SUPPLIED INFORMATION:
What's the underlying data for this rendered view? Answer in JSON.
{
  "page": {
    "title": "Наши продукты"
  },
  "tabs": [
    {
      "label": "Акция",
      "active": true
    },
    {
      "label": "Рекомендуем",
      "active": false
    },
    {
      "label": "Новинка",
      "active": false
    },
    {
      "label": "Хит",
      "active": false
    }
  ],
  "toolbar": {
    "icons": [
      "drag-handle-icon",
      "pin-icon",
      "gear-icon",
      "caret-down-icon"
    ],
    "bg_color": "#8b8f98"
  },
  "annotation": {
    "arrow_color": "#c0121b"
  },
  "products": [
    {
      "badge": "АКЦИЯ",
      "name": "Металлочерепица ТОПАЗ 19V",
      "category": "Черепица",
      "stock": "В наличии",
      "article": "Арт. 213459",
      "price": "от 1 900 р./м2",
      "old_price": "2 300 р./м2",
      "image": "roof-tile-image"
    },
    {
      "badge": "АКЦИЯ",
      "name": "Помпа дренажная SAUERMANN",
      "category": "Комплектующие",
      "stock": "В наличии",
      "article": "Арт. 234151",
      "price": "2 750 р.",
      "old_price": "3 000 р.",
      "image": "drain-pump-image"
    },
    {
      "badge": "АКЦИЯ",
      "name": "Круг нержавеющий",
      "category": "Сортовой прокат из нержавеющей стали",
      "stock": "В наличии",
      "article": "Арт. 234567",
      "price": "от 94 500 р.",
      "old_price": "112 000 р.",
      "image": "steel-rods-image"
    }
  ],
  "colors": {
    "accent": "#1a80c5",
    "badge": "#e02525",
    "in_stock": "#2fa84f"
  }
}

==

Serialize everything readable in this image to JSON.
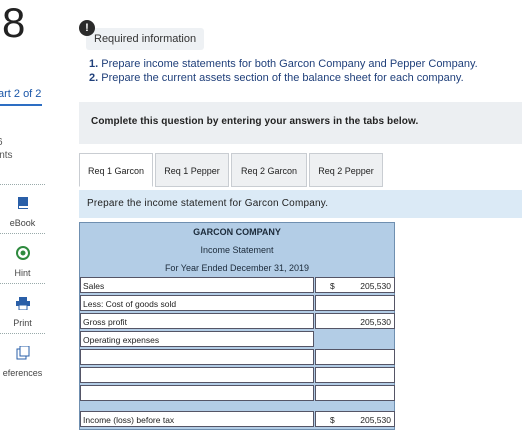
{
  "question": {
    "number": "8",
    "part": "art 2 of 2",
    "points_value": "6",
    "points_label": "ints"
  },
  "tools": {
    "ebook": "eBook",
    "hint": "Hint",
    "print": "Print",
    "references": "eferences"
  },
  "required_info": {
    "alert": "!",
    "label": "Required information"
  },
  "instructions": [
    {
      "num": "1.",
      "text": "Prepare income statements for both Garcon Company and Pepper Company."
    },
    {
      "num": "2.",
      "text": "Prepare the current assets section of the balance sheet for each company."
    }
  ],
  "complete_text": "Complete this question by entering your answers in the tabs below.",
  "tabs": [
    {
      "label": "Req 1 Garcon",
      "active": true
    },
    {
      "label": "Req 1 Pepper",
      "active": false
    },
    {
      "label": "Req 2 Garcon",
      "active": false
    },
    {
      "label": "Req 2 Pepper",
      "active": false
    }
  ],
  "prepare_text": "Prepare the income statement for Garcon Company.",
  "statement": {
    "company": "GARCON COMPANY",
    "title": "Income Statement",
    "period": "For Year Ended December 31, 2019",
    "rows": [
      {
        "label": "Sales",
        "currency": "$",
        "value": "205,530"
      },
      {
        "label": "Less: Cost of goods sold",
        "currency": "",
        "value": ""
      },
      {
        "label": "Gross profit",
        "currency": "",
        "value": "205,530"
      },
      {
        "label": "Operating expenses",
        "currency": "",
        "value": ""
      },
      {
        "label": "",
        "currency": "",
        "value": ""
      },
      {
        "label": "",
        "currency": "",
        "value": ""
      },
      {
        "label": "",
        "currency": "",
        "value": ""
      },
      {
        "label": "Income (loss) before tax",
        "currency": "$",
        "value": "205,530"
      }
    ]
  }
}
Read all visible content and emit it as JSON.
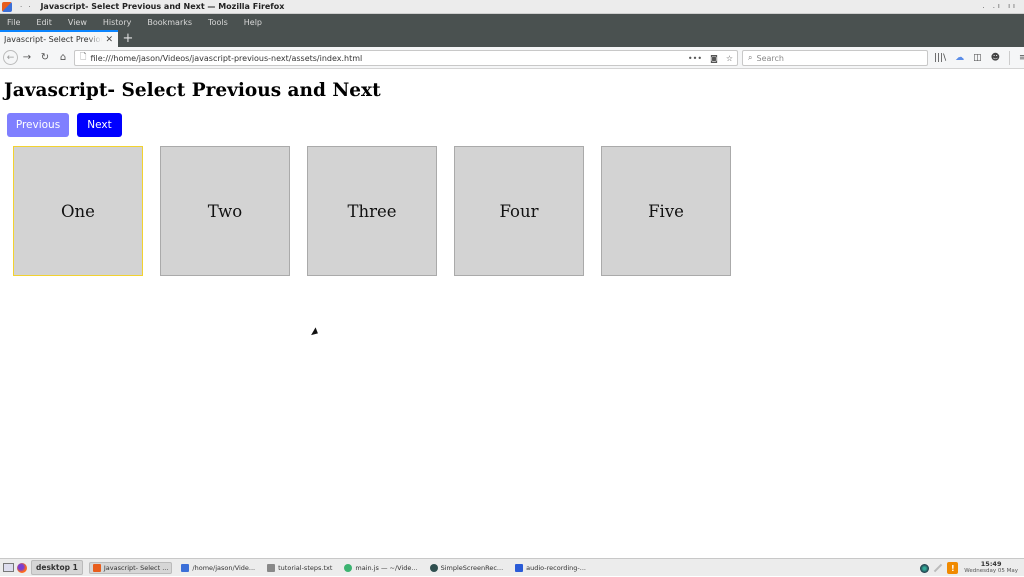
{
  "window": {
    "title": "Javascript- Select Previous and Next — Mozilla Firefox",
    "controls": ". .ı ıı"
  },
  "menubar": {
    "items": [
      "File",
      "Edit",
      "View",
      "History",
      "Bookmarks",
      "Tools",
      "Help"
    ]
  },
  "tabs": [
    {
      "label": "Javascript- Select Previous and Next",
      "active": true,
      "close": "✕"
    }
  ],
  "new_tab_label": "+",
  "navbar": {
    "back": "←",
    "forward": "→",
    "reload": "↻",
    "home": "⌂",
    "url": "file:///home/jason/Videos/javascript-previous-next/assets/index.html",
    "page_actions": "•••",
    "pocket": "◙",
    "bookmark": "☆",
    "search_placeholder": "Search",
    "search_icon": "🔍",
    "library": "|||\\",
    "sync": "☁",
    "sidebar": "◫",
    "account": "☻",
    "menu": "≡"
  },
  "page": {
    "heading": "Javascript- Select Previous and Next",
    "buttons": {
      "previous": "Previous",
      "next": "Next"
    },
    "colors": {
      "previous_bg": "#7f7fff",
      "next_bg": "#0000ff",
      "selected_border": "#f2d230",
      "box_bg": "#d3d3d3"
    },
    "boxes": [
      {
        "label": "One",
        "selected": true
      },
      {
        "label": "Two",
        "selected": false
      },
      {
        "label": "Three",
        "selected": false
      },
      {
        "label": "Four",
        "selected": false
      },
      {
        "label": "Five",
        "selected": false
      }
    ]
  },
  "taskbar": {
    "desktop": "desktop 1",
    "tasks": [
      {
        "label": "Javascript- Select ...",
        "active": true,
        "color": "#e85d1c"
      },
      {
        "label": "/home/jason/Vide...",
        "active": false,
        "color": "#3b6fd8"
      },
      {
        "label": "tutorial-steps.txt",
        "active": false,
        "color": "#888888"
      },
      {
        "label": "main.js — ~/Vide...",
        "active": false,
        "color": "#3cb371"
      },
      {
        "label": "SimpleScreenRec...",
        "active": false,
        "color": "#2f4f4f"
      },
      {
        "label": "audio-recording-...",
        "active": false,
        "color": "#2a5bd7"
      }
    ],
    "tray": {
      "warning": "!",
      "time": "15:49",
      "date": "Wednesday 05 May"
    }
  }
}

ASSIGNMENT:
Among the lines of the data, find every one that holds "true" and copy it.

SOLUTION:
      "active": true
      "active": true
      "active": true,
        "selected": true
        "active": true,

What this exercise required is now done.